• [What the exercise asks] Every line holding the string "factors" is to be copied from the entries below.

• [Materials provided]
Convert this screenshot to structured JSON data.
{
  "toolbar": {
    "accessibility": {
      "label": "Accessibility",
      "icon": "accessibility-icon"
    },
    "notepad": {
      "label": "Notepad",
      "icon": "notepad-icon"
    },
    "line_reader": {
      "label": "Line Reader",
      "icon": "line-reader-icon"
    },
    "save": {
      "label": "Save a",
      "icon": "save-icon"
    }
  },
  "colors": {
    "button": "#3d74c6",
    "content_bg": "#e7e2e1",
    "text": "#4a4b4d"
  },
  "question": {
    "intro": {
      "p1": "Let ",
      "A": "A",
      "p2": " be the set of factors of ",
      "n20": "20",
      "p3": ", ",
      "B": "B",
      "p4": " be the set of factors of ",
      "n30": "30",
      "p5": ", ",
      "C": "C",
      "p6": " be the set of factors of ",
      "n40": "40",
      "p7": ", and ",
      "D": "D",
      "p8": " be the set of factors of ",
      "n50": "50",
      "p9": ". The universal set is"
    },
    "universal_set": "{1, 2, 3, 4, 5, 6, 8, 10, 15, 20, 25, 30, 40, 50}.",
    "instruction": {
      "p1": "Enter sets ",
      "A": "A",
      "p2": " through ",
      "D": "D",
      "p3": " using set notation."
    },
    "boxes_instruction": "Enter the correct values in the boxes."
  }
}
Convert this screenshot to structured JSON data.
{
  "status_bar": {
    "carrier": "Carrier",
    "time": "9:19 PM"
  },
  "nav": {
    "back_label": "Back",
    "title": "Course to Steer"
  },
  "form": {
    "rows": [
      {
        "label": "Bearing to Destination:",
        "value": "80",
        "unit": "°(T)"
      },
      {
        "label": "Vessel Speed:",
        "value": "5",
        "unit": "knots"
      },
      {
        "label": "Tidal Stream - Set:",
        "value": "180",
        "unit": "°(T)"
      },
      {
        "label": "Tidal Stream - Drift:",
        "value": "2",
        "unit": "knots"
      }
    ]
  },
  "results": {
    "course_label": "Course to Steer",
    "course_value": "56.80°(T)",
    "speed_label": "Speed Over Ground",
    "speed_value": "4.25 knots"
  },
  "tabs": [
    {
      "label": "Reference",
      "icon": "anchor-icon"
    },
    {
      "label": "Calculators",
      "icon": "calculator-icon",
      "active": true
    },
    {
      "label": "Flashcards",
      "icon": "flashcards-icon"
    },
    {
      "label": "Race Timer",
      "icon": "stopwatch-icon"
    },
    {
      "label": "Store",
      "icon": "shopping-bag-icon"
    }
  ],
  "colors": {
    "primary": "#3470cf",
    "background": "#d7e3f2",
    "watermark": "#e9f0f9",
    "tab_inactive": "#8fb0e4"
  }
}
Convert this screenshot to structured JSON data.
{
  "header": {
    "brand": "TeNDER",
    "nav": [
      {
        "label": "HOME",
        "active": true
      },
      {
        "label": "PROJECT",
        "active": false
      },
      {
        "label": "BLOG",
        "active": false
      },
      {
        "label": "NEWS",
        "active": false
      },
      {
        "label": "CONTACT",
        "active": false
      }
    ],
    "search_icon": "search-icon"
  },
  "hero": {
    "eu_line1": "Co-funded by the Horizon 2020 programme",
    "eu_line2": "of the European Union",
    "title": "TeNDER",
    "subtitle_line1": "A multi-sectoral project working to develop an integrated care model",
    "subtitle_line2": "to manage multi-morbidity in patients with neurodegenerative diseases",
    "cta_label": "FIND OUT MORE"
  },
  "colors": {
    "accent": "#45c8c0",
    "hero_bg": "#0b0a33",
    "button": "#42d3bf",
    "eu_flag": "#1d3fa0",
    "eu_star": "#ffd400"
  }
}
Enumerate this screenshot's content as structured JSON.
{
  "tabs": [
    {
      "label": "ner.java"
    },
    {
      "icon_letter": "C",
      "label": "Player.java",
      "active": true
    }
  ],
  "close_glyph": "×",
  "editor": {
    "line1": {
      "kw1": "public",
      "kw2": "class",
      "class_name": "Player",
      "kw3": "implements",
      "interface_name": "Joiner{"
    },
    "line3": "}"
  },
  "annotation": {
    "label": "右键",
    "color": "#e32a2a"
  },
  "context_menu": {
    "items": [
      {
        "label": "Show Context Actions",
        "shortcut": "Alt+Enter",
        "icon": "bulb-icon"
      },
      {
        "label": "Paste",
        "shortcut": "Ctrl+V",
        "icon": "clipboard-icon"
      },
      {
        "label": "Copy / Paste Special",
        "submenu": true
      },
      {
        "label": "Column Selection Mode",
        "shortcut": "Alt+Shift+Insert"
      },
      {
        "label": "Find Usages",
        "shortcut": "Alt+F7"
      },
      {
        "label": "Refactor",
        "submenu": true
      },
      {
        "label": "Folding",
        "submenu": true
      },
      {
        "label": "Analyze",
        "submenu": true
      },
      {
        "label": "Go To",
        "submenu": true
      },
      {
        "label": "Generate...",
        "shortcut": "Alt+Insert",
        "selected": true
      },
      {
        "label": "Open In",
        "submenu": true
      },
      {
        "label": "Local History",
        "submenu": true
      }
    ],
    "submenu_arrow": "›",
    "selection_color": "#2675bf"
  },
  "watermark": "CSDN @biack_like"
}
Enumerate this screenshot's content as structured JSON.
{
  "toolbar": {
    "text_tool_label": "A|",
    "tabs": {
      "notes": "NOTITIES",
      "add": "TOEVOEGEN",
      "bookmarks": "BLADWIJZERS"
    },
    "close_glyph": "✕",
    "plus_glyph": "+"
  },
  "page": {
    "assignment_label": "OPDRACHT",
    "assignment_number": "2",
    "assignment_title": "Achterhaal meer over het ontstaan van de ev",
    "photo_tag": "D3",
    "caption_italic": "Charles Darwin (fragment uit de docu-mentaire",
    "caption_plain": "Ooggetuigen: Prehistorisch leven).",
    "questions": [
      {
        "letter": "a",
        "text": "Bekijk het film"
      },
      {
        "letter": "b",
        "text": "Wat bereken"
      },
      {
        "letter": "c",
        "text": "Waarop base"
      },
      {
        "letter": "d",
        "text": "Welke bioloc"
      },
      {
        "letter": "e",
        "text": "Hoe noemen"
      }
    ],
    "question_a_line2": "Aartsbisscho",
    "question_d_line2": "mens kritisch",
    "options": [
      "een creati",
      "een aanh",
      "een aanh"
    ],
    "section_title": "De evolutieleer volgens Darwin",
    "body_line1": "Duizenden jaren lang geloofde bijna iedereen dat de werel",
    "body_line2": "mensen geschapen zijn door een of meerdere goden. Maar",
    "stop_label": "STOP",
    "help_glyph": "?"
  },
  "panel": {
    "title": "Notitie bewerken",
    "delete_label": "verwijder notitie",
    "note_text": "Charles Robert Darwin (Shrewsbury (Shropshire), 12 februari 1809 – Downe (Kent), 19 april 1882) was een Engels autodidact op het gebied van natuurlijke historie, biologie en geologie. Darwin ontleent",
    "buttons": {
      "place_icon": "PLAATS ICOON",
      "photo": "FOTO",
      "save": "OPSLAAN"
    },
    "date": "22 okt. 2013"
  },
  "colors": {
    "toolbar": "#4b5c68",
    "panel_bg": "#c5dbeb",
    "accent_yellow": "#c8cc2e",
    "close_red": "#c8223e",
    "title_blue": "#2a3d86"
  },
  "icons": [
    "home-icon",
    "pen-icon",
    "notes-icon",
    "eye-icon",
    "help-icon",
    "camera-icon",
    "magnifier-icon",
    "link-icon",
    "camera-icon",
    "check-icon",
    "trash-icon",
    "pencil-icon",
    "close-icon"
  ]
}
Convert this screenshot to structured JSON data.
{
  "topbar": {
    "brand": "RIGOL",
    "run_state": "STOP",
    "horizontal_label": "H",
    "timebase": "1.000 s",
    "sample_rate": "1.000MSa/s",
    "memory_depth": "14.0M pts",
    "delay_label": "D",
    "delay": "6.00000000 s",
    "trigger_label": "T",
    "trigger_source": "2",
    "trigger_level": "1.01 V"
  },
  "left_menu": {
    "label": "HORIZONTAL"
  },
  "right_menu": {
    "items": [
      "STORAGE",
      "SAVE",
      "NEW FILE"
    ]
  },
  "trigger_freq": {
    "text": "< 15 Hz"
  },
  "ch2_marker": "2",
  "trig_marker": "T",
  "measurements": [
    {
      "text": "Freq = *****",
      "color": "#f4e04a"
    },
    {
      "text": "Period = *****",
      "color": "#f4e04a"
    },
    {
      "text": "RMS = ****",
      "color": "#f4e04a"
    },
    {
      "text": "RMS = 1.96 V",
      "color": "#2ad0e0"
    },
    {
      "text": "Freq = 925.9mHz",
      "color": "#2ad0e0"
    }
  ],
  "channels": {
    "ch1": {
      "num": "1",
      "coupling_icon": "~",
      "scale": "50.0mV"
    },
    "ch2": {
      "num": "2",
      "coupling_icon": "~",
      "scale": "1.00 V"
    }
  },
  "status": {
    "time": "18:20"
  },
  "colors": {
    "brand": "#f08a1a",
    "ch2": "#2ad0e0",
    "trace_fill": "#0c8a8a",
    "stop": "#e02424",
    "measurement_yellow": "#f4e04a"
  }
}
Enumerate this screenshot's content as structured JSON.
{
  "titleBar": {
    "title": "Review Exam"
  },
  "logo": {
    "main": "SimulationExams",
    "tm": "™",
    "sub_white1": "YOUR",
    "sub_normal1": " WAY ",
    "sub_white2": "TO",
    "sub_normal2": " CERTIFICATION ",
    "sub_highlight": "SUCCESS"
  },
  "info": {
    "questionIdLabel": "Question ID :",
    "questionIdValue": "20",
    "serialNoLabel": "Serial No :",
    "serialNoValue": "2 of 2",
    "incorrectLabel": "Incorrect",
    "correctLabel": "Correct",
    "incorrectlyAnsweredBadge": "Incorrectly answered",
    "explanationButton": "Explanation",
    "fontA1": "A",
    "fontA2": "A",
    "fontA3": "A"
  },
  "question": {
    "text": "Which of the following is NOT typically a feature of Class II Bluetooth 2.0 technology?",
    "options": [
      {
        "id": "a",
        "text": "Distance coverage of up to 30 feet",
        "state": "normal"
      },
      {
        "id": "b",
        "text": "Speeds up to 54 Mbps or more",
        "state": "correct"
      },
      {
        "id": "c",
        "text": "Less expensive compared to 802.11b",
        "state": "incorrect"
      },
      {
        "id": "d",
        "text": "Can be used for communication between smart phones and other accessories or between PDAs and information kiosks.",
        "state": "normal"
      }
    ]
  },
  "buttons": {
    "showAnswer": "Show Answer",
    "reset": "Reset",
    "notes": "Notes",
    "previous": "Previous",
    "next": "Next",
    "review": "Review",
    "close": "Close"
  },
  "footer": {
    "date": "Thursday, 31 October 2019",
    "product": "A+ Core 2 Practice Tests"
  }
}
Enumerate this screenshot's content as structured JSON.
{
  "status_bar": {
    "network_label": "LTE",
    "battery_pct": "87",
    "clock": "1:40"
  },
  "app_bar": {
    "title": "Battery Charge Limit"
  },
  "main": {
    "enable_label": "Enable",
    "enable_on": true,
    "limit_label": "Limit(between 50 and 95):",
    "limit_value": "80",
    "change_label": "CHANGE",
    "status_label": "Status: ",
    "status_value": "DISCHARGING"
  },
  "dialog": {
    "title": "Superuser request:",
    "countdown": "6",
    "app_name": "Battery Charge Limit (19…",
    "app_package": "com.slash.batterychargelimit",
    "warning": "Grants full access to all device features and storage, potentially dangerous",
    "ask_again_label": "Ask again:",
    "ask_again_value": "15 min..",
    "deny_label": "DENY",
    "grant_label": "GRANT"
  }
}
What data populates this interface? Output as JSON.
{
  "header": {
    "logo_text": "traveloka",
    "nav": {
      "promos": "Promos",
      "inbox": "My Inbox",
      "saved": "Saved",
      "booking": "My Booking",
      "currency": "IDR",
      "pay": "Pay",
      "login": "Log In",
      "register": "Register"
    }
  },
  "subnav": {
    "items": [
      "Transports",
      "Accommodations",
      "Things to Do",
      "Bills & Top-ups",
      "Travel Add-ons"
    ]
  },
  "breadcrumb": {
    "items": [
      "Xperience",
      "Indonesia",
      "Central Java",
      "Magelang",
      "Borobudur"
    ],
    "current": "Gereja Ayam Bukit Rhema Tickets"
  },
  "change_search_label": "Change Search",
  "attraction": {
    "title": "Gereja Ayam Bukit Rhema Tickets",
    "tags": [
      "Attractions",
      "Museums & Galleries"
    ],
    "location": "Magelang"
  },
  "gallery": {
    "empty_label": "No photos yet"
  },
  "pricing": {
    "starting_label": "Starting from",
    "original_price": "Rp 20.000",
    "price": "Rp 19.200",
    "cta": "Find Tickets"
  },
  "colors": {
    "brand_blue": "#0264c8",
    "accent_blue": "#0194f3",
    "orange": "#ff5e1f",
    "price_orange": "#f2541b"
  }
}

• [Result]
      "p2": " be the set of factors of ",
      "p4": " be the set of factors of ",
      "p6": " be the set of factors of ",
      "p8": " be the set of factors of ",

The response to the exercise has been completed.